- Pour in the oil until the flowers are covered.
- Cover the top with a lid OR use cling film and place it over the top and secure it with a rubber band.
- Leave the jar for at least two weeks, shaking daily to mix the blended oil. A month is recommended for maximum infusion.
- Pour contents into a mesh sieve, and using the back of a large spoon, press the oil through into the second glass jar. The oil in your jar is now ready to keep and use.
- Recycle any used glass jars in the kitchen for this project.
- Gift this to friends, family members or work colleagues for special occasions.
- Stir the oil once a week to infuse the lavender more evenly.
- Consider making your own fresh, dried lavender for infusions.
Lavender is popularly used in cooking and offers exceptional flavour to dishes and desserts. Care must be taken to use the herb in tiny amounts for flavouring due to its highly pronounced fragrance and taste which can be easily overdone, rendering the dish overwhelming to the senses.
Popular Lavender-Infused Foods
- Abdominal discomfort
- Migraine headaches
- Loss of appetite
- Damaged hair
- Head lice
- Scalp infections
Lavender can be used for a variety of household applications:
- Floor cleaner
- Insect and moth repellent
- Air freshener
- Multi-purpose cleanser
- Pet-odour neutralizer
Fun Facts and Trivia
- Bulgaria is the world’s biggest producer of lavender oil.
- Queen Victoria of England requested that her furniture be polished with a lavender solution.
- Lavender was used in water to bathe the wounds of soldiers during World War I.
- Used during the Bubonic Plague, glove makers would scent leather with the flowers as it was said to ward off the plague.
- Cleopatra is thought to have seduced Julius Caesar and Mark Anthony with a lavender-infused perfume.
- The Romans used to scent their linens with the flowers.
- Rene-Maurice Gattefosse (1881–1950), a French chemist, was the founder of aromatherapy of which lavender plays a major part in.
- Irish brides traditionally wore a garter of lavender to ward off witchcraft.
- Rubbing yourself with a drop of lavender is claimed to entice suitors.

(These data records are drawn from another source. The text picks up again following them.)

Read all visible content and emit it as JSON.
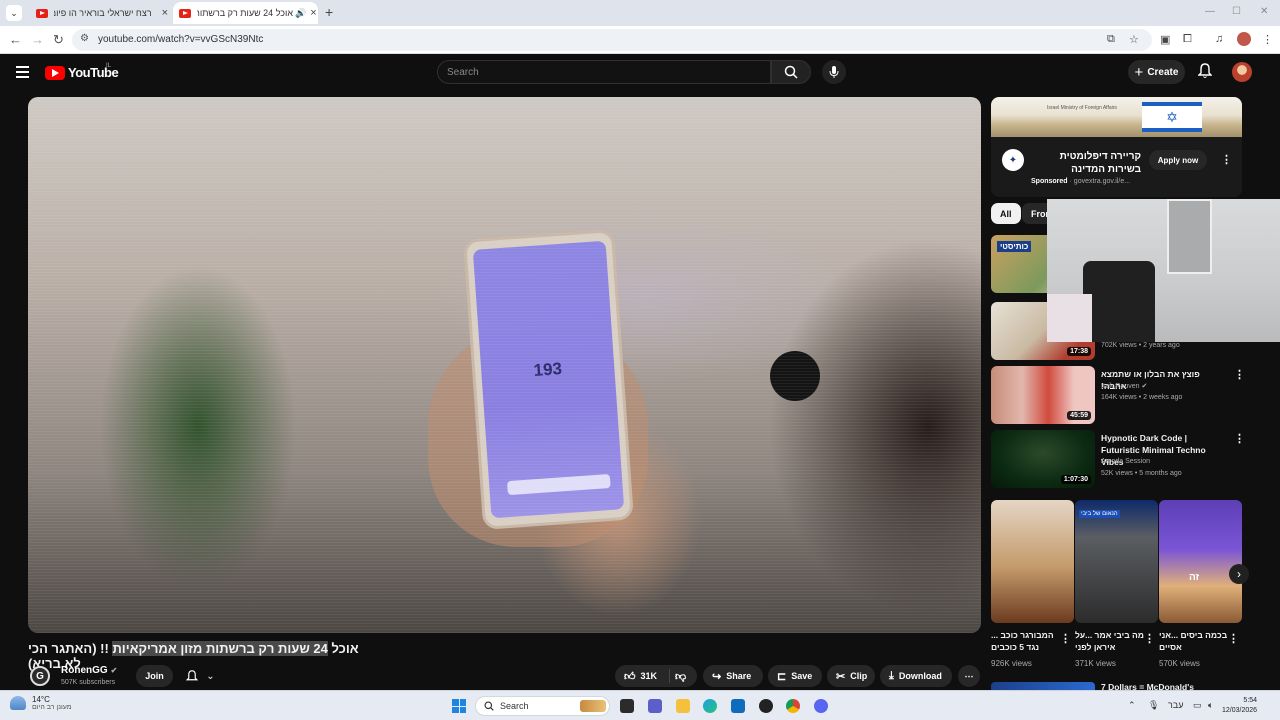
{
  "browser": {
    "tabs": [
      {
        "title": "רצח ישראלי בוראיר הו פיום הלה",
        "active": false
      },
      {
        "title": "אוכל 24 שעות רק ברשתות",
        "active": true
      }
    ],
    "url": "youtube.com/watch?v=vvGScN39Ntc"
  },
  "youtube": {
    "logo_text": "YouTube",
    "country_code": "IL",
    "search_placeholder": "Search",
    "create_label": "Create"
  },
  "video": {
    "screen_number": "193",
    "title_plain": "אוכל",
    "title_highlight": "24 שעות רק ברשתות מזון אמריקאיות",
    "title_rest": "!! (האתגר הכי לא בריא)"
  },
  "channel": {
    "name": "RonenGG",
    "subscribers": "507K subscribers",
    "join_label": "Join"
  },
  "actions": {
    "likes": "31K",
    "share": "Share",
    "save": "Save",
    "clip": "Clip",
    "download": "Download"
  },
  "ad": {
    "ministry": "Israel Ministry of Foreign Affairs",
    "title": "קריירה דיפלומטית בשירות המדינה",
    "sponsored": "Sponsored",
    "domain": "govextra.gov.il/e...",
    "apply_label": "Apply now"
  },
  "chips": [
    "All",
    "From"
  ],
  "recommendations": [
    {
      "title": "",
      "channel": "",
      "meta": "",
      "duration": "",
      "thumb_text": "כותיסטי"
    },
    {
      "title": "",
      "channel": "",
      "meta": "702K views • 2 years ago",
      "duration": "17:38"
    },
    {
      "title": "פוצץ את הבלון או שתמצא אהבה!",
      "channel": "Itzik Reuven",
      "meta": "164K views • 2 weeks ago",
      "duration": "45:59"
    },
    {
      "title": "Hypnotic Dark Code | Futuristic Minimal Techno Vibes",
      "channel": "Amoda Session",
      "meta": "52K views • 5 months ago",
      "duration": "1:07:30"
    }
  ],
  "shorts": [
    {
      "title": "המבורגר כוכב ... נגד 5 כוכבים",
      "views": "926K views"
    },
    {
      "title": "מה ביבי אמר ...על איראן לפני",
      "views": "371K views",
      "thumb_text": "הנאום של ביבי"
    },
    {
      "title": "בכמה ביסים ...אני אסיים",
      "views": "570K views",
      "thumb_text": "זה"
    }
  ],
  "next_rec_title": "7 Dollars = McDonald's",
  "taskbar": {
    "temp": "14°C",
    "condition": "מעונן רב היום",
    "search": "Search",
    "lang": "עבר",
    "time": "5:54",
    "date": "12/03/2026"
  }
}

- English and French lavender is reported to be the best in the world.
- The lavender plant does not have seeds.
This content is accurate and true to the best of the author’s knowledge and does not substitute for diagnosis, prognosis, treatment, prescription, and/or dietary advice from a licensed health professional. Drugs, supplements, and natural remedies may have dangerous side effects. If pregnant or nursing, consult with a qualified provider on an individual basis. Seek immediate help if you are experiencing a medical emergency.
© 2012 Suzanne Ridgeway